▸ **Instructions for the task**
When a line in the data below includes "this", pick it out and copy it.

▸ **Records from a data collection**
== Segment start ==

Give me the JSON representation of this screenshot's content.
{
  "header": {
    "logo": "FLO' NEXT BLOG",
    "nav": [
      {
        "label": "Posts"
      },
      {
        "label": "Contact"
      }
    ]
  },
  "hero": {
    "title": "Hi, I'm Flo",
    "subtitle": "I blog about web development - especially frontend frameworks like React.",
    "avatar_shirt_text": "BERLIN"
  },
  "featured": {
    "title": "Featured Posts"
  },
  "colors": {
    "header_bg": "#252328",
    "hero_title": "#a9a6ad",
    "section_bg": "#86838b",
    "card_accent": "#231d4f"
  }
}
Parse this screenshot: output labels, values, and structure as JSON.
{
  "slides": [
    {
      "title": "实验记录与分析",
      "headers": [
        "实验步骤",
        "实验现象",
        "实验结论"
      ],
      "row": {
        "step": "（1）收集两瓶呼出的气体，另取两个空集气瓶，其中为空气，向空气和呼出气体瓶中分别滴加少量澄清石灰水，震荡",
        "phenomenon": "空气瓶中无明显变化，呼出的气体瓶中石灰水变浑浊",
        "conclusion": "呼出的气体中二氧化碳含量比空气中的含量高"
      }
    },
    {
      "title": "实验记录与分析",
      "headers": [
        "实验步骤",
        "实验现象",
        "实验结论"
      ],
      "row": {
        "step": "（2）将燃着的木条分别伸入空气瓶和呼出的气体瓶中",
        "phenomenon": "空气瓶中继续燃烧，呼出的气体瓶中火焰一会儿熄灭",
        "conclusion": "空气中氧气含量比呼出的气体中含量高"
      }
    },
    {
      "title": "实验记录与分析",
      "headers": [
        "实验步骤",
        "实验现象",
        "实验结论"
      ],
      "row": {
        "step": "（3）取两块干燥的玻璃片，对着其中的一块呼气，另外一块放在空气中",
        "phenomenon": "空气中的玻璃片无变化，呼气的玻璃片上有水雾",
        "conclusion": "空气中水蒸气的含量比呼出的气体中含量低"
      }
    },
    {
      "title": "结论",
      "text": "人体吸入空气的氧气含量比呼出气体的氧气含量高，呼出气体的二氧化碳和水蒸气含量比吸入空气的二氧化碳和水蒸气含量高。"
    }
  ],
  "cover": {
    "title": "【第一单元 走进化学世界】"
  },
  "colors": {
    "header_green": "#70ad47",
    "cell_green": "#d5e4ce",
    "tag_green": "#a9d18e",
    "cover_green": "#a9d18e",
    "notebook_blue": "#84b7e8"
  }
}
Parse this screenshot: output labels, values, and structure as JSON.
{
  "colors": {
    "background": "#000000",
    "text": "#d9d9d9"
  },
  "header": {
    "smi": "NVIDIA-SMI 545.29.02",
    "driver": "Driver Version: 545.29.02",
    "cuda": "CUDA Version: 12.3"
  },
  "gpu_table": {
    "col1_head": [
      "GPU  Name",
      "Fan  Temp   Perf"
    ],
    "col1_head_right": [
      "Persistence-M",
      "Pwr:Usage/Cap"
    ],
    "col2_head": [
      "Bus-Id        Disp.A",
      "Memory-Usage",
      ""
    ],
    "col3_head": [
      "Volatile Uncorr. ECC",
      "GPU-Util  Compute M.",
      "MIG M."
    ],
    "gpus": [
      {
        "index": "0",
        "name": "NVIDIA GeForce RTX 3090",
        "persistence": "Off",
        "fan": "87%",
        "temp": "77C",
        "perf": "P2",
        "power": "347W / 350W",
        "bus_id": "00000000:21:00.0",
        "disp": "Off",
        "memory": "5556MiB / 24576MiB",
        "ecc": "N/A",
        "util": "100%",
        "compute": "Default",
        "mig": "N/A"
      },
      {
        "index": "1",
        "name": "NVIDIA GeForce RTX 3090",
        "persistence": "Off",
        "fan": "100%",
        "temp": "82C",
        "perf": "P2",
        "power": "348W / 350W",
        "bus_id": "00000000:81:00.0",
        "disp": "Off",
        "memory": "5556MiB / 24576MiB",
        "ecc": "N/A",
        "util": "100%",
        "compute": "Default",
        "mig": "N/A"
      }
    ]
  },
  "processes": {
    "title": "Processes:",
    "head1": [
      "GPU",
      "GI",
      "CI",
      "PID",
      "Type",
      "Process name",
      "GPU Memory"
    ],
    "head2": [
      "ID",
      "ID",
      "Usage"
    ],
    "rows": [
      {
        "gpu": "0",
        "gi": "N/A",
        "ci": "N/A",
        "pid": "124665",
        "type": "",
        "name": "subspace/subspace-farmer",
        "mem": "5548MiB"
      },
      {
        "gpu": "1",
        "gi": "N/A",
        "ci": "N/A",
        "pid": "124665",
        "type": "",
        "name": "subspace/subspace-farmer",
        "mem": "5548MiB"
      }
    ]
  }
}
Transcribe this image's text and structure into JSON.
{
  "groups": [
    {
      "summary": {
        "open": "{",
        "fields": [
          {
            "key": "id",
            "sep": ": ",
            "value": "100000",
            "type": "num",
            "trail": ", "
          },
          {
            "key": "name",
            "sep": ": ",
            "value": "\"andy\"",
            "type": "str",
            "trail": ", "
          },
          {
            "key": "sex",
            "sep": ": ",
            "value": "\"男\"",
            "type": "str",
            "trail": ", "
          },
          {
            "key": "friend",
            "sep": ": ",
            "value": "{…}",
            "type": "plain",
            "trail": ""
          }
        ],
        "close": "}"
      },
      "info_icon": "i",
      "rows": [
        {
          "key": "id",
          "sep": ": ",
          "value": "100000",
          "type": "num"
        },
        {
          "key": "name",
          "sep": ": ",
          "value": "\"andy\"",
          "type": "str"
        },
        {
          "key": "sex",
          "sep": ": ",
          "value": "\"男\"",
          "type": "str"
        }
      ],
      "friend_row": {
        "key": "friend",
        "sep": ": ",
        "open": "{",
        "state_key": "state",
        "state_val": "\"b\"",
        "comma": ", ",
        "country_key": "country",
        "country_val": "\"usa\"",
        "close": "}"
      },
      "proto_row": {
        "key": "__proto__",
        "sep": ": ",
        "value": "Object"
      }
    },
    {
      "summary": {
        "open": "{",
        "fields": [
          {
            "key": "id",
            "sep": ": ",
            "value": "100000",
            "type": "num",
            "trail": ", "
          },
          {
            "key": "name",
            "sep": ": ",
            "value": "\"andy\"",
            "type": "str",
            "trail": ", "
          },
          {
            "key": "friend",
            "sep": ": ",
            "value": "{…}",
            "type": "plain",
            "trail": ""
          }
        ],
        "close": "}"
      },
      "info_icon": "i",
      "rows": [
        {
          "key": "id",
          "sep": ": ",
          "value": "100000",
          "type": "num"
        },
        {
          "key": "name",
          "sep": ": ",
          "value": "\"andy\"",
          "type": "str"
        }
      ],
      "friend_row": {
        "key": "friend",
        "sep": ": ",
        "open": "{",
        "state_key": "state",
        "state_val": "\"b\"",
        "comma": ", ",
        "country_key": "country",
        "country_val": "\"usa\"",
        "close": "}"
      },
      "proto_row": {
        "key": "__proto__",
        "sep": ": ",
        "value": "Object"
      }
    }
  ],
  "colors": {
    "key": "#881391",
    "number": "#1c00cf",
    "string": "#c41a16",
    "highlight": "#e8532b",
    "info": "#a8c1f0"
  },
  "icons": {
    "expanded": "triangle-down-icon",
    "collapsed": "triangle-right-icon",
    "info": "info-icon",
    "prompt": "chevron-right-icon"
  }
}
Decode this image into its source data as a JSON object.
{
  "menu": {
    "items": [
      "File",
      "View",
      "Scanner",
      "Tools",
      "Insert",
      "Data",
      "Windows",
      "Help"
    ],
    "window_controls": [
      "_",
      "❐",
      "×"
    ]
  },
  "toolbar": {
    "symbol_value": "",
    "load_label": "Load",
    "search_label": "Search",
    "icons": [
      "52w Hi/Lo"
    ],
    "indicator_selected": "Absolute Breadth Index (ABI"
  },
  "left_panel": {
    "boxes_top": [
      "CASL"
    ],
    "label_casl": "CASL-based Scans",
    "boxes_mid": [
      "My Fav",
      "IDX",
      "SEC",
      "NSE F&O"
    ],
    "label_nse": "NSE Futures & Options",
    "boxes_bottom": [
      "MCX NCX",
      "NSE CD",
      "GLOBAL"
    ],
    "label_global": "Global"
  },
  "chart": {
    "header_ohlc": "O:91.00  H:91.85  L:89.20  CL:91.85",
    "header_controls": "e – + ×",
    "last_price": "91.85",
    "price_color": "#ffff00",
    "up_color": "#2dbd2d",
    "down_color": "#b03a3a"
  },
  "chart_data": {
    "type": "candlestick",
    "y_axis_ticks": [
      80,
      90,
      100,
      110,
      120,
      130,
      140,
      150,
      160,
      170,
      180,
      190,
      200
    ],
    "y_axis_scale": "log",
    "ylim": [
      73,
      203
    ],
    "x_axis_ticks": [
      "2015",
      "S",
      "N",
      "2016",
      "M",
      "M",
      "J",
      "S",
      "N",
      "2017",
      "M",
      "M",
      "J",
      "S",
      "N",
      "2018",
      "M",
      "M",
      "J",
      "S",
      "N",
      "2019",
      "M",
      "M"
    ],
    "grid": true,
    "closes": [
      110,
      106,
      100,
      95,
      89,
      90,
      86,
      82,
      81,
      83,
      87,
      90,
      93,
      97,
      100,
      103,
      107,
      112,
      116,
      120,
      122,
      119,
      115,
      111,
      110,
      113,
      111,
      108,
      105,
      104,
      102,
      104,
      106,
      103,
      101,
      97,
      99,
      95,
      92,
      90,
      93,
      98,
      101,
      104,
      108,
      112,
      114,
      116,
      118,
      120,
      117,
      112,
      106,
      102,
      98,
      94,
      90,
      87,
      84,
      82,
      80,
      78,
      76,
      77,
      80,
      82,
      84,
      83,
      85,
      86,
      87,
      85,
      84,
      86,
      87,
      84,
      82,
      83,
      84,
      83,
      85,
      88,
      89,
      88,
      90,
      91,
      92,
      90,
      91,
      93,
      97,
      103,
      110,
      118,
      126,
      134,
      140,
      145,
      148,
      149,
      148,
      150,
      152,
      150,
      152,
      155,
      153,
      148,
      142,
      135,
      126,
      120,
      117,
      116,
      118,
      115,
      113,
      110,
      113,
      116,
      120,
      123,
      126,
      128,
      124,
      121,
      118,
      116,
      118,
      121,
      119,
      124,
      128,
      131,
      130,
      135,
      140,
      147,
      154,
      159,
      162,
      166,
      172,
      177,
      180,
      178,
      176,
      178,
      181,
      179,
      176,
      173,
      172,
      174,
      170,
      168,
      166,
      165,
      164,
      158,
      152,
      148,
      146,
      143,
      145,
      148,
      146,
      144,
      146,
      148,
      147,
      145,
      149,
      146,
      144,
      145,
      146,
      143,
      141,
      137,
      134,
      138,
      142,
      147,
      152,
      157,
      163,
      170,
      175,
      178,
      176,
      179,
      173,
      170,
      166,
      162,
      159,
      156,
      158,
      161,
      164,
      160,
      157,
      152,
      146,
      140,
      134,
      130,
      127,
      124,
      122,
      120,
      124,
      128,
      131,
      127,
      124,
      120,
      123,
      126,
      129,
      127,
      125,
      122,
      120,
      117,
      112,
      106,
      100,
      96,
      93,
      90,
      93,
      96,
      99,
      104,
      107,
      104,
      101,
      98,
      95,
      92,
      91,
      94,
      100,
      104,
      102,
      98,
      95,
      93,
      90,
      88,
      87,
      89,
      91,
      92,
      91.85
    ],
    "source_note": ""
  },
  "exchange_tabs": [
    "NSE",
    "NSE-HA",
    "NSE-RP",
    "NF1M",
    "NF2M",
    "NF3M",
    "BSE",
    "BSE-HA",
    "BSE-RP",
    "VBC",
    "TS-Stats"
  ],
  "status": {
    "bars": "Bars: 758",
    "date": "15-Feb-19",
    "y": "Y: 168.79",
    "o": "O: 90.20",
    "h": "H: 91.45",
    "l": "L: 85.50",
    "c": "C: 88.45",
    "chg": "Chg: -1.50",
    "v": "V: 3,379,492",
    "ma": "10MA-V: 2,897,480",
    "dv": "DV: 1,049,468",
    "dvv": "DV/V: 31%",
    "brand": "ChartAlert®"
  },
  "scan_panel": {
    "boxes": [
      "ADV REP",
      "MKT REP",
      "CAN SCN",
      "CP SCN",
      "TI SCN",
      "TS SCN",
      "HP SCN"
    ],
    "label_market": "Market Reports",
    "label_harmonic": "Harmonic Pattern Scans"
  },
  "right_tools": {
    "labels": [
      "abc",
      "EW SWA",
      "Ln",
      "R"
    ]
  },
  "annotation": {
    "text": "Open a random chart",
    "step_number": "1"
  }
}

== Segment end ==

▸ **Output of the task**
Give me the JSON representation of this screenshot's content.
Parse this screenshot: output labels, values, and structure as JSON.
Parse this screenshot: output labels, values, and structure as JSON.
Transcribe this image's text and structure into JSON.
Decode this image into its source data as a JSON object.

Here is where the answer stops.